5

Instead of using Travis' deployment features, build the deployment logic in to your normal "test" script(s). For a PaaS this might be as simple as pushing to another git remote if all tests pass, but the sky is the limit.


5

It is convenient to use Environment Variables to provide runtime configuration for such scripts. Especially when it contains secrets that you don't want to hold in any persistent storage or in version control. When you do actually have secrets, it is even better to use some kind of secret management system that will provide these secrets on request. One ...


5

Alright... you're not going to implement every tool or automation at the same time, as some of them have quite deep impact on your development processes (and I daresay, development culture). Take a step-by-step approach; research each individual tool. Figure out what it actually does, what it is useful for. Play around with them, install them locally, go ...


4

Yes, there's drawbacks. With a .deb package you won't be able to have two version of the same application on the same host. You will have to rely on the distribution available packages, if your app rely on nodejs for example, either you'll be stuck with the distribution version or you'll have to install your own. Now when you want to host multiples ...


4

Travis CI supports deployment on branch release by using the following syntax: deploy: on: branch: release The problem is that GitHub does not support it. As per GitHub Releases Uploading page at Travis CI: Please note that deploying GitHub Releases works only for tags, not for branches. For GitHub the only workaround is to push tags (e.g. git ...


4

Proper management of an application's secrets has always been a challenge. New challenges came with the adoption of the cloud. There's a great OWASP presentation about the reality and challenges of storing secrets in the cloud. You might be surprised to hear that storing secrets into the source code is one of the solution (or "architecture") presented. That'...

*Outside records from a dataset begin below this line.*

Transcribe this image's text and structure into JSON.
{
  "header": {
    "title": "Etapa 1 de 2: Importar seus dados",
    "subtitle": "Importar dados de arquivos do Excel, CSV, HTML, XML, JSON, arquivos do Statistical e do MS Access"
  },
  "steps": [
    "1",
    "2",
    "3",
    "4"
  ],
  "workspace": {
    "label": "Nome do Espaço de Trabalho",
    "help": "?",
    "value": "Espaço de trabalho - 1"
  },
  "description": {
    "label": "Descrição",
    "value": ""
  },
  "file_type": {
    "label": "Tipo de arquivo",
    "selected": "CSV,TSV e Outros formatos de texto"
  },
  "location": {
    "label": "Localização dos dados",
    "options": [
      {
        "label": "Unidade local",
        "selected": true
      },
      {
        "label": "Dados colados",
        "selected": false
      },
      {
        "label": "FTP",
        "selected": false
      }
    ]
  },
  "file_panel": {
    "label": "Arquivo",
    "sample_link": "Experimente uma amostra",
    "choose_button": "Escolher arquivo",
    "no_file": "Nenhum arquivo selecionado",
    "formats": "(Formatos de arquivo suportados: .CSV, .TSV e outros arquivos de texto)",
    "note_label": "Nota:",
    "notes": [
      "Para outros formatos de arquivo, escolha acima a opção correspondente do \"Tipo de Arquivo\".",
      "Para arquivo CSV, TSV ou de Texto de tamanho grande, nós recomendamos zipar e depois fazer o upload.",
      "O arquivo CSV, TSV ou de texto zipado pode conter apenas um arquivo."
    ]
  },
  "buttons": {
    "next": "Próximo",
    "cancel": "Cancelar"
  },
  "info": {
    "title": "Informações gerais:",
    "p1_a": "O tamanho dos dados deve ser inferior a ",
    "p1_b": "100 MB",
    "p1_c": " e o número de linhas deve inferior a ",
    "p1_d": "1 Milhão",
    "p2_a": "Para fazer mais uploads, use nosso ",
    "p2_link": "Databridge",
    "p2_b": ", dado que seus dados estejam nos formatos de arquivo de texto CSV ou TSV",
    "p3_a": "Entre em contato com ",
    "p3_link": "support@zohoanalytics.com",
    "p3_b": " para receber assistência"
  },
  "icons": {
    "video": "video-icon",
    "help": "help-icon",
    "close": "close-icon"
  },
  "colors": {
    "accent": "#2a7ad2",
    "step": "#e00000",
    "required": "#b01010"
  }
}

4

While with monoliths you might be restricted to switches, with microservice architectures, you can split every deployment pool of nodes providing a service (ie. pods). You then activate the deployment of the newly changed product in a subset of pool, and carefully monitor it; you can even choose which amount of the pool to deploy the change to, say for ...


4

TL;DR: Just use Ansbile, it is both configuration and deployment tool :) There are several types of deployment: Application based (files, archives packages) Container based (includes VMs, Habitat, LXC, Docker) Function based (Micro services / Lambdas / Functions) I assume in this case we speak only about application updates on server(s). For deployment ...


4

What are the general ways to tackle this problem? The ideal way to resolve your problem would be to dockerise your application, as it would remove any worries you have about compatibility between your build and running servers. Installing dependencies using pip in a Dockerfile is trivial, and as long as you're deploying the same container image you never ...


4

As of you are using Rancher the easiest way would be to register custom Rancher Catalog and create an item for each stack/service you want to deploy. Rancher Catalog is a Git repository with the following structure Then in Jenkins you can create a job that would call Rancher REST API to deploy/update stack/service. In its turn Rancher would pull latest ...


4

From my standpoint the best approach would be to: Separate build process using Jenkins that would build NodeJS project into distribution and wrap it into Docker image Spin up Docker registry that would accumulate Docker images from Jenkins (this registry should be accessible from Kubernetes cluster) Move environment variables to Jenkins secrets or use ...


4

Assuming there are no changes in Master that are not in your release branch and you don't rebuild after you merge the code then you could deploy first and then merge to master. If either of those are not true, then merging first would be more common. The process depends on how you handle your branching strategy. If other things could be merged into ...


Only top voted, non community-wiki answers of a minimum length are eligible